|Saturday, October 26, 2002||
"ITís love that makes the world go round", says W.S. Gilbert. In fact, love is life. Love is happiness. Love heals the sick. Love begets love. Love is the foundation of human existence.
Lord Krishna says in the Bhagavadgita, "I love the wise man, Arjuna; he is dear to me" (VII.17). Love your friends, children, the sick, the poor and the downtrodden, irrespective of caste, creed, religion and sex, because love is the basis of sweet and deep human relations. With love, you can make a heaven on earth.
Bertrand Russell, the
celebrated writer, thinker and philosopher in his book Marriage and
Morals says: "I regard love as one of the most important
things in human life, and I regard any system as bad which interferes
unnecessarily with its free development. Love is something far more
than desire for sexual intercourse; it is the principal means of
escape from the loneliness which afflicts most men and women
throughout the greater part of their lives. Nature did not construct
human beings to stand alone, since they cannot fulfil her biological
purpose except with the help of another; and civilised people cannot
fully satisfy their sexual instinct without love. The instinct is not
completely satisfied unless a manís whole being, mental quite as
much as physical, enters into the relation. Those who have never known
the deep intimacy and the intense companionship of happy mutual love
have missed the best things that life has to give."
Shakespeare, Shelley, Keats, Byron and many other poets and writers have immortalised love in their sonnets, poems and other writings. Somebody has rightly said, "So long as we love, we serve; so long as we are loved, we are indispensable, and no man is useless while he has a friend" and "Ten men banded together in love, can do what ten thousand separately would fail in". Jesus Christ taught that the highest law of life was love: "I am not born to share menís hatred but their love."
Guru Nanak, Ramana Maharshi, Sri Ramakrishna Paramhansa, Swami Vivekananda, Mahtama Gandhi, John F. Kennedy, Jawaharlal Nehru, S. Radhakrishnan, Mother Teresa and many others taught us the way of understanding, the joy of giving, the secret of loving. There are tender hearts all round us who are thirsting for our love. The future of humanity lies in the hands of those who are strong enough to provide coming generations with reasons for loving and hoping.
When beauty, whether that of the moon, stars and natural scenery or of feminine faces, casts its spell on the beholder, it gives rise to the dormant emotional sentiments in his mind. The outpouring of these emotional sentiments if reduced to writing becomes immortal poetry. Such is the impact of love. Jayadevaís Gitagovinda, which describes the love of Krishna and Radha, their separation and final union, is a classic example of immortal love.

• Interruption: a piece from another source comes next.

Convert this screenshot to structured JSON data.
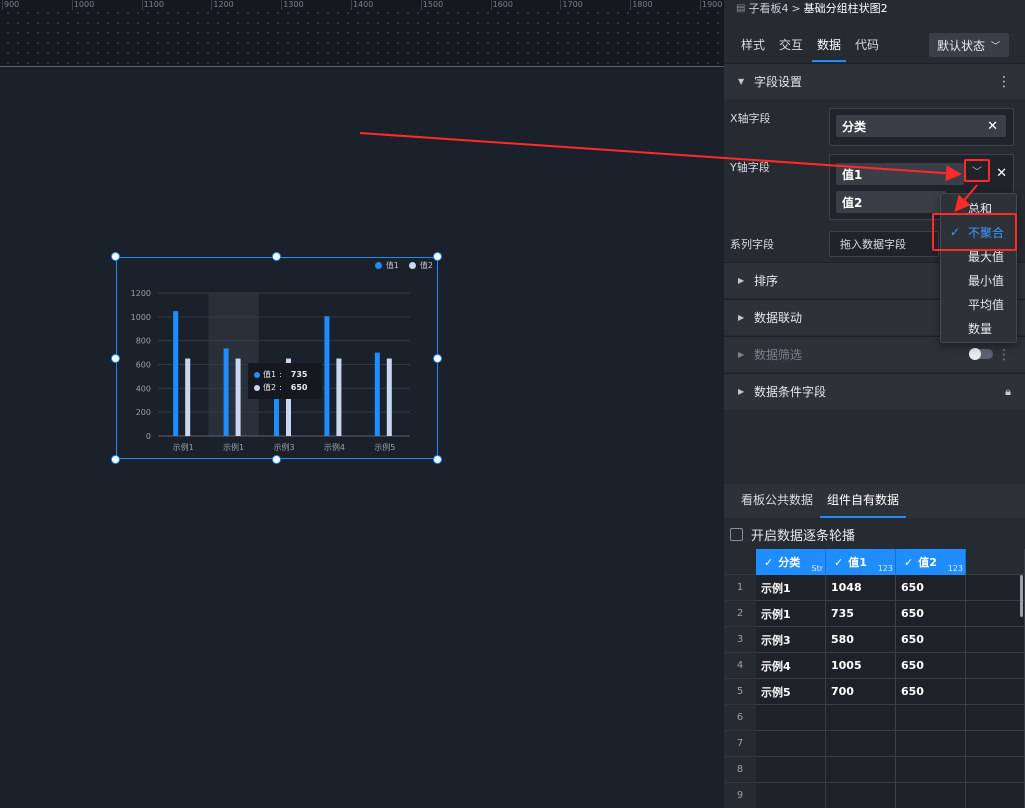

Love of Laila-Majnu, Heer-Ranjha, Shirin-Farhaad, Sassi-Punnu, Meera, Radha, Gopis and many others is immortal. Waris Shah, the great Sufi poet and seer has immortalised the love of Heer-Ranjha in his popular book Heer Waris Shah.
"Love of God" is regarded as the best means of achieving this much-coveted union. Jalaluddin Rumi sings sweetly thus: "O thou pleasant madness love! /Thou physician of all our ills! /Thou healer of pride, /Thou Plato and Galen of our souls."
Buddha said, "Hatred ceases by love." Christ said, "Love thy neighbour." St Paul says: "Love never faileth."
Lala Har Dayal says "Flee passion, but welcome true love with joy and zest. Passion is chiefly physical and sexual in its origin and content; it often ends in disgust and indifference. But love is a psychological experience; it rises in the soul at first, and is then expressed in the body. Love is a gentle emotion, which is always under the control of reason and conscience. It enriches, beautifies and develops life. Love knows where it is going and what it is doing, it is not blind and deaf like passion. Love is a relation between two personalities of opposite sex; it is friendship sweetened with sex. Friendship between a man and a woman must precede true love."
True love grows deeper,
finer, fairer, richer with the lapse of time. It does not change or
vanish like the shallow love that Alfred de Musset mourned, when he
cried: "In this place, one day I loved and was loved." True
love lasts through life. Such love, as defined and delineated by the
wise sages, is a priceless blessing. Search for it, find it; keep it,
and cling to it all your life.